# [What to do]
The reply should hold every entry exactly as written and none of the pictures.

[Items from an interface collection]

=== Begin Enclosure ===

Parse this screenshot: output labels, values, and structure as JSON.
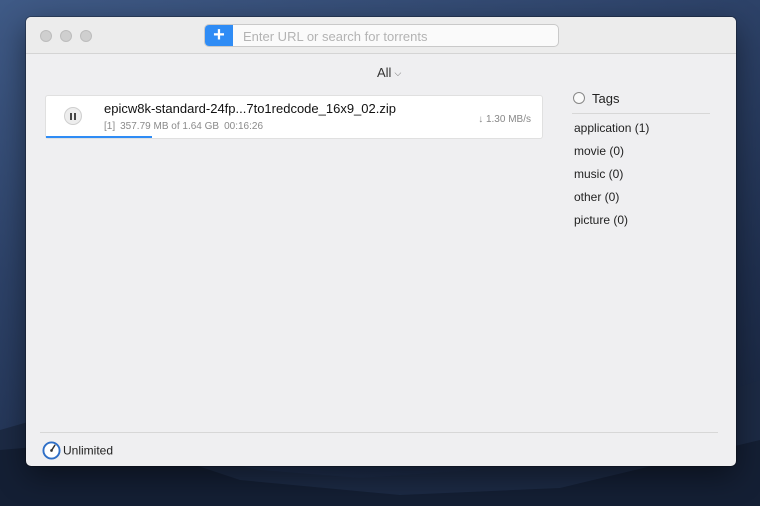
{
  "toolbar": {
    "add_label": "+",
    "search_placeholder": "Enter URL or search for torrents"
  },
  "filter": {
    "selected": "All",
    "chevron_icon": "chevron-down-icon"
  },
  "torrents": [
    {
      "name": "epicw8k-standard-24fp...7to1redcode_16x9_02.zip",
      "index": "[1]",
      "downloaded": "357.79 MB of 1.64 GB",
      "eta": "00:16:26",
      "speed": "↓ 1.30 MB/s",
      "progress": 0.2133,
      "state_icon": "pause-icon"
    }
  ],
  "tags": {
    "title": "Tags",
    "items": [
      {
        "label": "application (1)"
      },
      {
        "label": "movie (0)"
      },
      {
        "label": "music (0)"
      },
      {
        "label": "other (0)"
      },
      {
        "label": "picture (0)"
      }
    ]
  },
  "status": {
    "speed_limit": "Unlimited",
    "icon": "speed-gauge-icon"
  },
  "colors": {
    "accent": "#2f8cf5",
    "window_bg": "#efeff1"
  }
}
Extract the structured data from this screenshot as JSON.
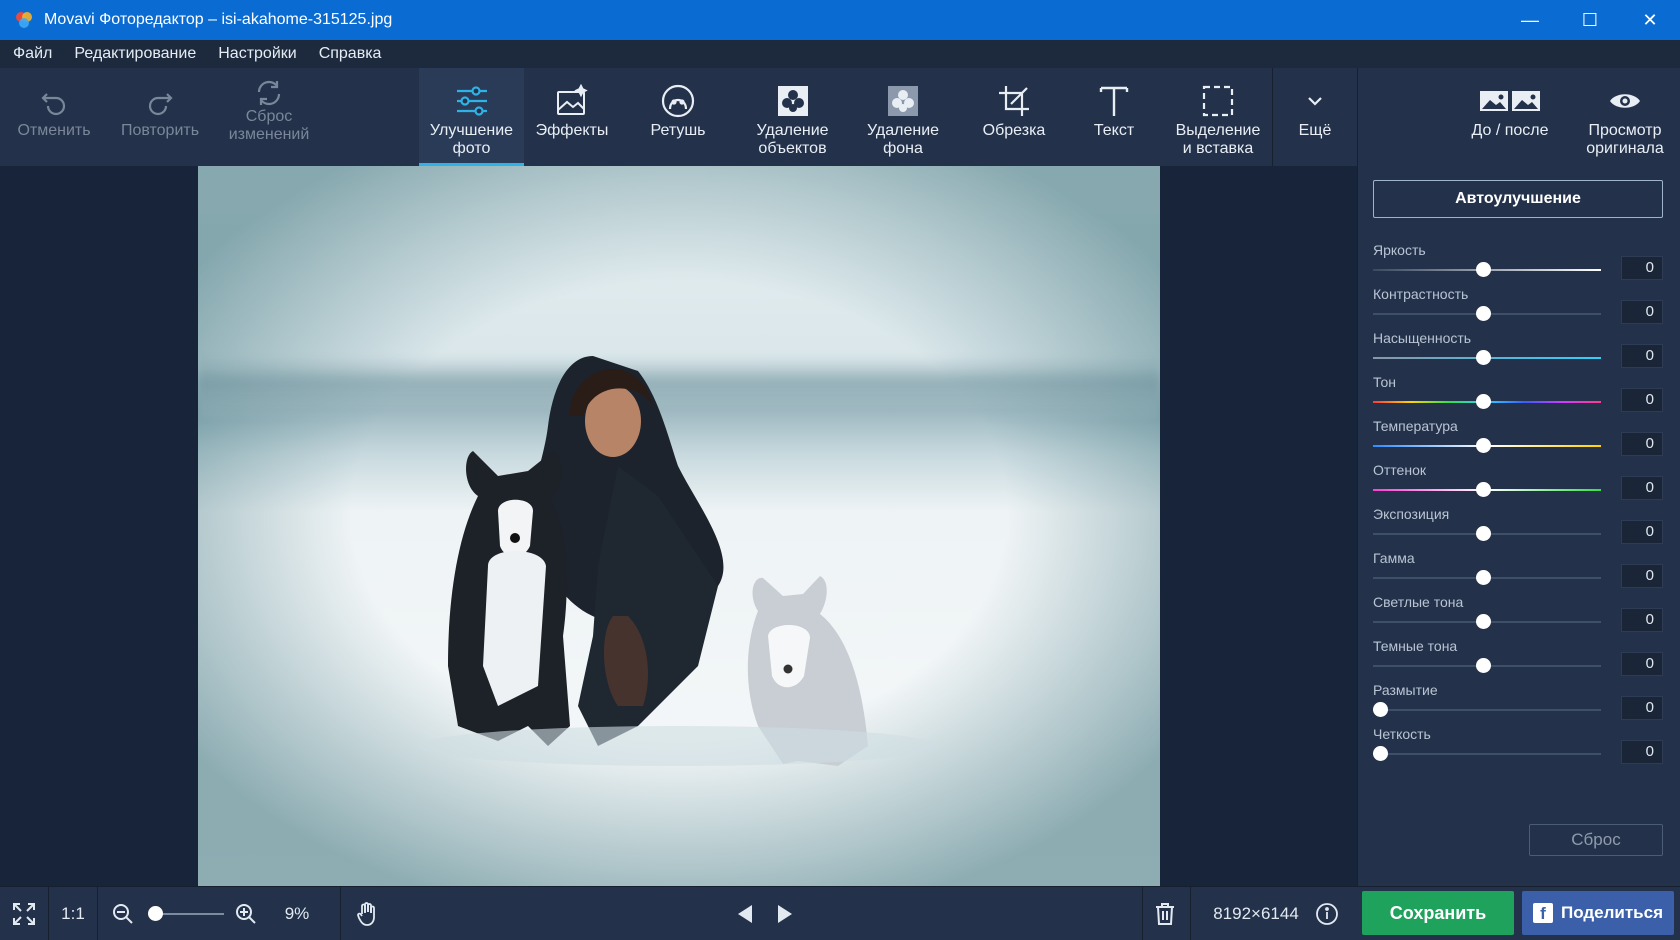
{
  "window": {
    "title": "Movavi Фоторедактор – isi-akahome-315125.jpg",
    "minimize_glyph": "—",
    "maximize_glyph": "☐",
    "close_glyph": "✕"
  },
  "menu": [
    "Файл",
    "Редактирование",
    "Настройки",
    "Справка"
  ],
  "toolbar": {
    "undo": "Отменить",
    "redo": "Повторить",
    "reset_line1": "Сброс",
    "reset_line2": "изменений",
    "tools": [
      {
        "line1": "Улучшение",
        "line2": "фото",
        "icon": "sliders-icon",
        "active": true
      },
      {
        "line1": "Эффекты",
        "line2": "",
        "icon": "effects-icon",
        "active": false
      },
      {
        "line1": "Ретушь",
        "line2": "",
        "icon": "retouch-icon",
        "active": false
      },
      {
        "line1": "Удаление",
        "line2": "объектов",
        "icon": "object-removal-icon",
        "active": false
      },
      {
        "line1": "Удаление",
        "line2": "фона",
        "icon": "background-removal-icon",
        "active": false
      },
      {
        "line1": "Обрезка",
        "line2": "",
        "icon": "crop-icon",
        "active": false
      },
      {
        "line1": "Текст",
        "line2": "",
        "icon": "text-icon",
        "active": false
      },
      {
        "line1": "Выделение",
        "line2": "и вставка",
        "icon": "selection-icon",
        "active": false
      }
    ],
    "more": "Ещё",
    "before_after": "До / после",
    "view_original_line1": "Просмотр",
    "view_original_line2": "оригинала"
  },
  "panel": {
    "auto_enhance": "Автоулучшение",
    "sliders": [
      {
        "label": "Яркость",
        "value": "0",
        "position": 0.5,
        "gradient": "brightness"
      },
      {
        "label": "Контрастность",
        "value": "0",
        "position": 0.5,
        "gradient": "plain"
      },
      {
        "label": "Насыщенность",
        "value": "0",
        "position": 0.5,
        "gradient": "saturation"
      },
      {
        "label": "Тон",
        "value": "0",
        "position": 0.5,
        "gradient": "hue"
      },
      {
        "label": "Температура",
        "value": "0",
        "position": 0.5,
        "gradient": "temperature"
      },
      {
        "label": "Оттенок",
        "value": "0",
        "position": 0.5,
        "gradient": "tint"
      },
      {
        "label": "Экспозиция",
        "value": "0",
        "position": 0.5,
        "gradient": "plain"
      },
      {
        "label": "Гамма",
        "value": "0",
        "position": 0.5,
        "gradient": "plain"
      },
      {
        "label": "Светлые тона",
        "value": "0",
        "position": 0.5,
        "gradient": "plain"
      },
      {
        "label": "Темные тона",
        "value": "0",
        "position": 0.5,
        "gradient": "plain"
      },
      {
        "label": "Размытие",
        "value": "0",
        "position": 0.0,
        "gradient": "plain"
      },
      {
        "label": "Четкость",
        "value": "0",
        "position": 0.0,
        "gradient": "plain"
      }
    ],
    "reset": "Сброс"
  },
  "bottom": {
    "actual_size": "1:1",
    "zoom_percent": "9%",
    "zoom_level": 0.05,
    "dimensions": "8192×6144",
    "save": "Сохранить",
    "share": "Поделиться"
  },
  "colors": {
    "accent": "#2fb3e6",
    "save": "#1fa35c",
    "share": "#3b5fa8",
    "titlebar": "#0a6cd3"
  }
}
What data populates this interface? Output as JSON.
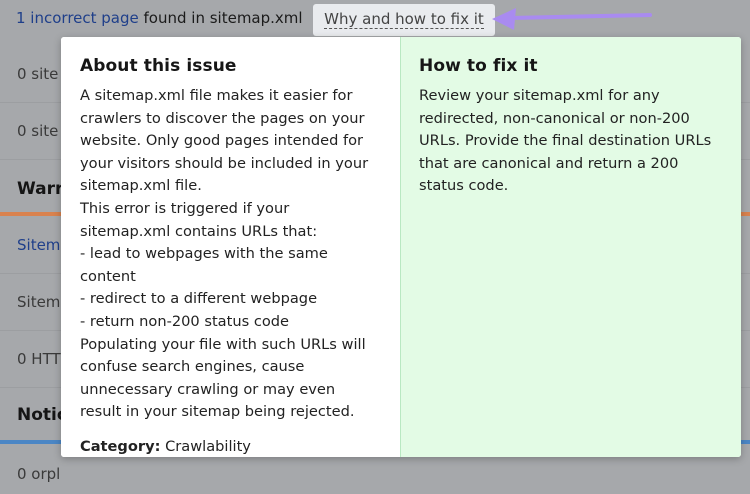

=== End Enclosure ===

# [Result of this task]
Parse this screenshot: output labels, values, and structure as JSON.
{
  "toolbar": {
    "add_label": "+",
    "search_placeholder": "Enter URL or search for torrents"
  },
  "filter": {
    "selected": "All",
    "chevron_icon": "chevron-down-icon"
  },
  "torrents": [
    {
      "name": "epicw8k-standard-24fp...7to1redcode_16x9_02.zip",
      "index": "[1]",
      "downloaded": "357.79 MB of 1.64 GB",
      "eta": "00:16:26",
      "speed": "↓ 1.30 MB/s",
      "progress": 0.2133,
      "state_icon": "pause-icon"
    }
  ],
  "tags": {
    "title": "Tags",
    "items": [
      {
        "label": "application (1)"
      },
      {
        "label": "movie (0)"
      },
      {
        "label": "music (0)"
      },
      {
        "label": "other (0)"
      },
      {
        "label": "picture (0)"
      }
    ]
  },
  "status": {
    "speed_limit": "Unlimited",
    "icon": "speed-gauge-icon"
  },
  "colors": {
    "accent": "#2f8cf5",
    "window_bg": "#efeff1"
  }
}
Extract the structured data from this screenshot as JSON.
{
  "window": {
    "title": "Movavi Фоторедактор – isi-akahome-315125.jpg",
    "minimize_glyph": "—",
    "maximize_glyph": "☐",
    "close_glyph": "✕"
  },
  "menu": [
    "Файл",
    "Редактирование",
    "Настройки",
    "Справка"
  ],
  "toolbar": {
    "undo": "Отменить",
    "redo": "Повторить",
    "reset_line1": "Сброс",
    "reset_line2": "изменений",
    "tools": [
      {
        "line1": "Улучшение",
        "line2": "фото",
        "icon": "sliders-icon",
        "active": true
      },
      {
        "line1": "Эффекты",
        "line2": "",
        "icon": "effects-icon",
        "active": false
      },
      {
        "line1": "Ретушь",
        "line2": "",
        "icon": "retouch-icon",
        "active": false
      },
      {
        "line1": "Удаление",
        "line2": "объектов",
        "icon": "object-removal-icon",
        "active": false
      },
      {
        "line1": "Удаление",
        "line2": "фона",
        "icon": "background-removal-icon",
        "active": false
      },
      {
        "line1": "Обрезка",
        "line2": "",
        "icon": "crop-icon",
        "active": false
      },
      {
        "line1": "Текст",
        "line2": "",
        "icon": "text-icon",
        "active": false
      },
      {
        "line1": "Выделение",
        "line2": "и вставка",
        "icon": "selection-icon",
        "active": false
      }
    ],
    "more": "Ещё",
    "before_after": "До / после",
    "view_original_line1": "Просмотр",
    "view_original_line2": "оригинала"
  },
  "panel": {
    "auto_enhance": "Автоулучшение",
    "sliders": [
      {
        "label": "Яркость",
        "value": "0",
        "position": 0.5,
        "gradient": "brightness"
      },
      {
        "label": "Контрастность",
        "value": "0",
        "position": 0.5,
        "gradient": "plain"
      },
      {
        "label": "Насыщенность",
        "value": "0",
        "position": 0.5,
        "gradient": "saturation"
      },
      {
        "label": "Тон",
        "value": "0",
        "position": 0.5,
        "gradient": "hue"
      },
      {
        "label": "Температура",
        "value": "0",
        "position": 0.5,
        "gradient": "temperature"
      },
      {
        "label": "Оттенок",
        "value": "0",
        "position": 0.5,
        "gradient": "tint"
      },
      {
        "label": "Экспозиция",
        "value": "0",
        "position": 0.5,
        "gradient": "plain"
      },
      {
        "label": "Гамма",
        "value": "0",
        "position": 0.5,
        "gradient": "plain"
      },
      {
        "label": "Светлые тона",
        "value": "0",
        "position": 0.5,
        "gradient": "plain"
      },
      {
        "label": "Темные тона",
        "value": "0",
        "position": 0.5,
        "gradient": "plain"
      },
      {
        "label": "Размытие",
        "value": "0",
        "position": 0.0,
        "gradient": "plain"
      },
      {
        "label": "Четкость",
        "value": "0",
        "position": 0.0,
        "gradient": "plain"
      }
    ],
    "reset": "Сброс"
  },
  "bottom": {
    "actual_size": "1:1",
    "zoom_percent": "9%",
    "zoom_level": 0.05,
    "dimensions": "8192×6144",
    "save": "Сохранить",
    "share": "Поделиться"
  },
  "colors": {
    "accent": "#2fb3e6",
    "save": "#1fa35c",
    "share": "#3b5fa8",
    "titlebar": "#0a6cd3"
  }
}
What data populates this interface? Output as JSON.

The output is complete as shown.